The closure of the Fortynine Palms Trail began last week and "will remain in place until summer monsoons provide adequate rainfall to increase water availability," the National Park Service said in a statement.

Bighorn sheep, with their iconic curled horns, increasingly must rely on an oasis spring in the trail area as drought has made surface water more difficult to find in other areas of the park.

The Fortynine Palms Oasis is one of a small handful of areas in the park with reliable access to water for wildlife.

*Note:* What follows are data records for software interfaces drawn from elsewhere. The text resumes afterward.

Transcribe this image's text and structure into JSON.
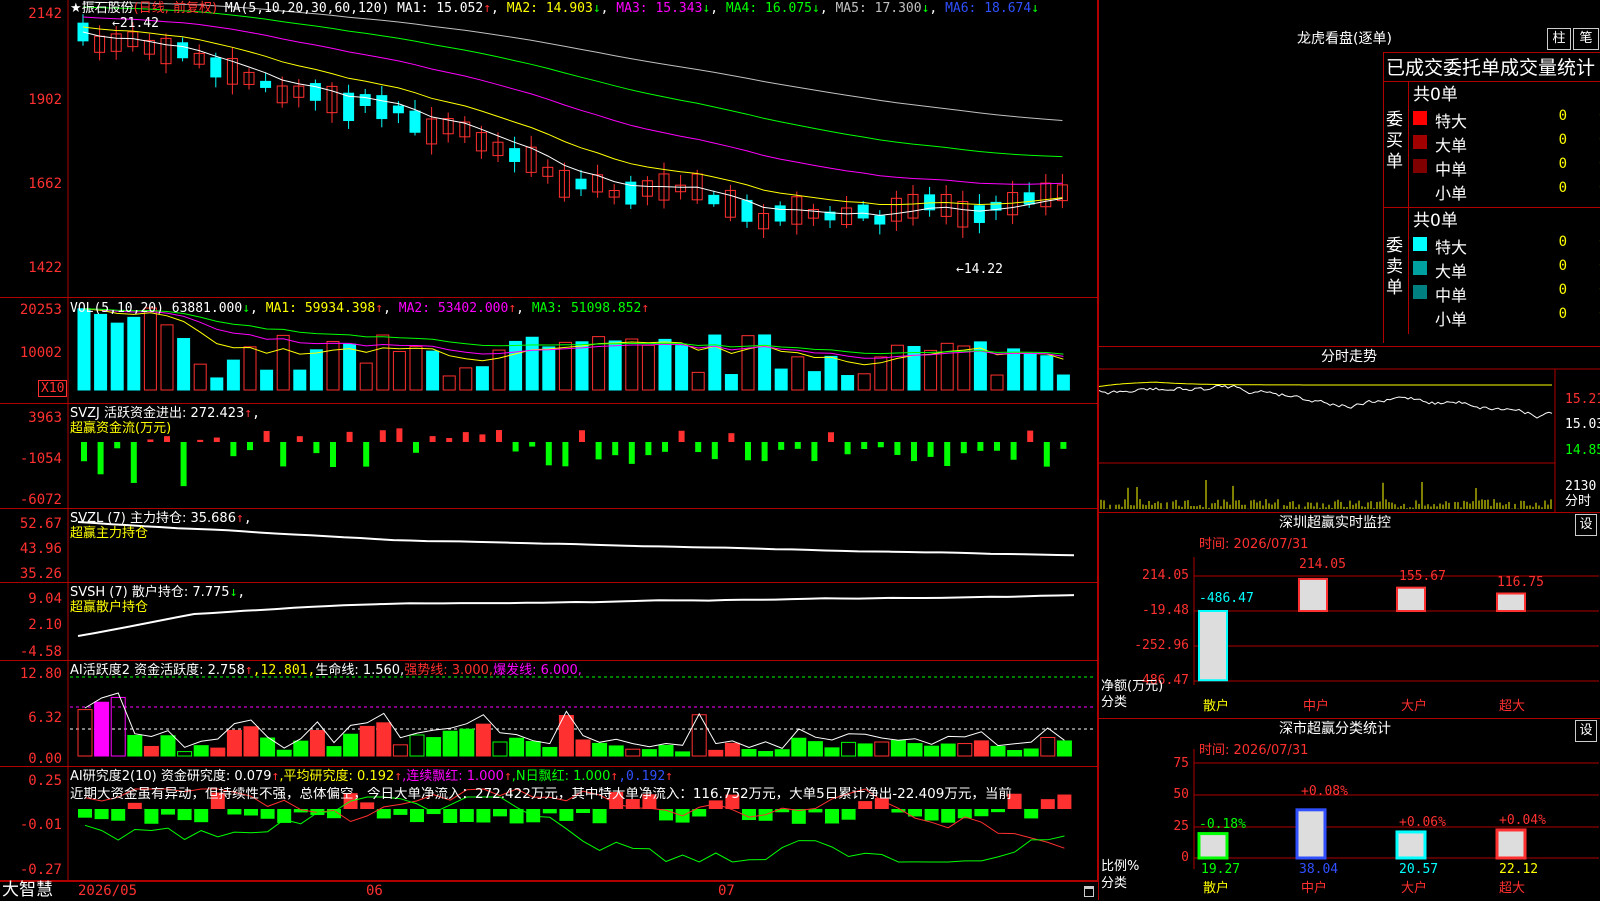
{
  "colors": {
    "up": "#ff3030",
    "down": "#00ffff",
    "ma1": "#ffffff",
    "ma2": "#ffff00",
    "ma3": "#ff00ff",
    "ma4": "#00ff00",
    "ma5": "#c0c0c0",
    "ma6": "#3050ff",
    "grid": "#b00000"
  },
  "header": {
    "stock": "★振石股份",
    "period": "(日线, 前复权)",
    "ma_label": "MA(5,10,20,30,60,120)",
    "ma": [
      {
        "name": "MA1:",
        "value": "15.052",
        "arrow": "↑"
      },
      {
        "name": "MA2:",
        "value": "14.903",
        "arrow": "↓"
      },
      {
        "name": "MA3:",
        "value": "15.343",
        "arrow": "↓"
      },
      {
        "name": "MA4:",
        "value": "16.075",
        "arrow": "↓"
      },
      {
        "name": "MA5:",
        "value": "17.300",
        "arrow": "↓"
      },
      {
        "name": "MA6:",
        "value": "18.674",
        "arrow": "↓"
      }
    ]
  },
  "price_axis": [
    "2142",
    "1902",
    "1662",
    "1422"
  ],
  "price_marks": {
    "high": "←21.42",
    "low": "←14.22"
  },
  "vol": {
    "label": "VOL(5,10,20)",
    "value": "63881.000",
    "arrow": "↓",
    "ma1": "MA1: 59934.398",
    "ma1_arrow": "↑",
    "ma2": "MA2: 53402.000",
    "ma2_arrow": "↑",
    "ma3": "MA3: 51098.852",
    "ma3_arrow": "↑",
    "axis": [
      "20253",
      "10002"
    ],
    "mult": "X10"
  },
  "svzj": {
    "label": "SVZJ  活跃资金进出: 272.423",
    "arrow": "↑",
    "sub": "超赢资金流(万元)",
    "axis": [
      "3963",
      "-1054",
      "-6072"
    ]
  },
  "svzl": {
    "label": "SVZL (7) 主力持仓: 35.686",
    "arrow": "↑",
    "comma": ",",
    "sub": "超赢主力持仓",
    "axis": [
      "52.67",
      "43.96",
      "35.26"
    ]
  },
  "svsh": {
    "label": "SVSH (7) 散户持仓: 7.775",
    "arrow": "↓",
    "comma": ",",
    "sub": "超赢散户持仓",
    "axis": [
      "9.04",
      "2.10",
      "-4.58"
    ]
  },
  "ai1": {
    "label": "AI活跃度2 资金活跃度: 2.758",
    "arrow": "↑",
    "v2": ",12.801,",
    "v3": "生命线: 1.560,",
    "v4": "强势线: 3.000,",
    "v5": "爆发线: 6.000,",
    "axis": [
      "12.80",
      "6.32",
      "0.00"
    ]
  },
  "ai2": {
    "label": "AI研究度2(10) 资金研究度: 0.079",
    "arrow": "↑",
    "v2": ",平均研究度: 0.192",
    "a2": "↑",
    "v3": ",连续飘红: 1.000",
    "a3": "↑",
    "v4": ",N日飘红: 1.000",
    "a4": "↑",
    "v5": ",0.192",
    "a5": "↑",
    "desc": "近期大资金虽有异动，但持续性不强，总体偏空，今日大单净流入：272.422万元，其中特大单净流入：116.752万元，大单5日累计净出-22.409万元，当前",
    "axis": [
      "0.25",
      "-0.01",
      "-0.27"
    ]
  },
  "dates": [
    "2026/05",
    "06",
    "07"
  ],
  "brand": "大智慧",
  "right": {
    "title": "龙虎看盘(逐单)",
    "btn_zhu": "柱",
    "btn_bi": "笔",
    "table_title": "已成交委托单成交量统计",
    "buy": {
      "side": "委买单",
      "total": "共0单",
      "rows": [
        {
          "name": "特大",
          "n": "0",
          "p": "0%",
          "c": "#ff0000"
        },
        {
          "name": "大单",
          "n": "0",
          "p": "0%",
          "c": "#a00000"
        },
        {
          "name": "中单",
          "n": "0",
          "p": "0%",
          "c": "#800000"
        },
        {
          "name": "小单",
          "n": "0",
          "p": "0%",
          "c": "#000000"
        }
      ]
    },
    "sell": {
      "side": "委卖单",
      "total": "共0单",
      "rows": [
        {
          "name": "特大",
          "n": "0",
          "p": "0%",
          "c": "#00ffff"
        },
        {
          "name": "大单",
          "n": "0",
          "p": "0%",
          "c": "#00a0a0"
        },
        {
          "name": "中单",
          "n": "0",
          "p": "0%",
          "c": "#008080"
        },
        {
          "name": "小单",
          "n": "0",
          "p": "0%",
          "c": "#000000"
        }
      ]
    },
    "intraday": {
      "title": "分时走势",
      "axis": [
        "15.21",
        "15.03",
        "14.85"
      ],
      "vol_axis": [
        "2130",
        "分时"
      ]
    },
    "monitor": {
      "title": "深圳超赢实时监控",
      "btn": "设",
      "time": "时间: 2026/07/31",
      "axis": [
        "214.05",
        "-19.48",
        "-252.96",
        "-486.47"
      ],
      "ylab": "净额(万元)",
      "xlab": "分类",
      "cats": [
        "散户",
        "中户",
        "大户",
        "超大"
      ],
      "values": [
        "-486.47",
        "214.05",
        "155.67",
        "116.75"
      ],
      "nums": [
        -486.47,
        214.05,
        155.67,
        116.75
      ]
    },
    "stats": {
      "title": "深市超赢分类统计",
      "btn": "设",
      "time": "时间: 2026/07/31",
      "axis": [
        "75",
        "50",
        "25",
        "0"
      ],
      "ylab": "比例%",
      "xlab": "分类",
      "cats": [
        "散户",
        "中户",
        "大户",
        "超大"
      ],
      "pct": [
        "19.27",
        "38.04",
        "20.57",
        "22.12"
      ],
      "chg": [
        "-0.18%",
        "+0.08%",
        "+0.06%",
        "+0.04%"
      ],
      "nums": [
        19.27,
        38.04,
        20.57,
        22.12
      ]
    }
  }
}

The oasis itself is always off-limits to hikers as it is a "sensitive biological area" and a "crucial water supply for plant and wildlife," according to the National Park Service.

Joshua Tree National Park has experienced a tourism boom with a record 3.06 million visitors recorded in 2021, up 50% from 2015.

The NPS estimates that up to 200 bighorns live in Joshua Tree with a total population of around 13,000 across regions of California, Nevada, Arizona and Utah.

"Recent research in Joshua Tree has shown a significant loss of open water in the form of springs and seeps," according to the NPS. "This loss of water, especially during the hot and dry summer months has contributed to a significant loss of available habitat [for bighorn sheep]."

As the drought worsens, the sheep are driven to higher elevations to seek water.

"This will likely cause more genetic isolation than bighorn populations already face and could lead to them not being able to live in the park," according to the NPS.

But the sheep are not the only desert dwellers put at risk by climate change — desert tortoises, reptiles and birds are also facing habitat loss and increased temperatures could make the park uninhabitable for them.

This story originally appeared in Los Angeles Times.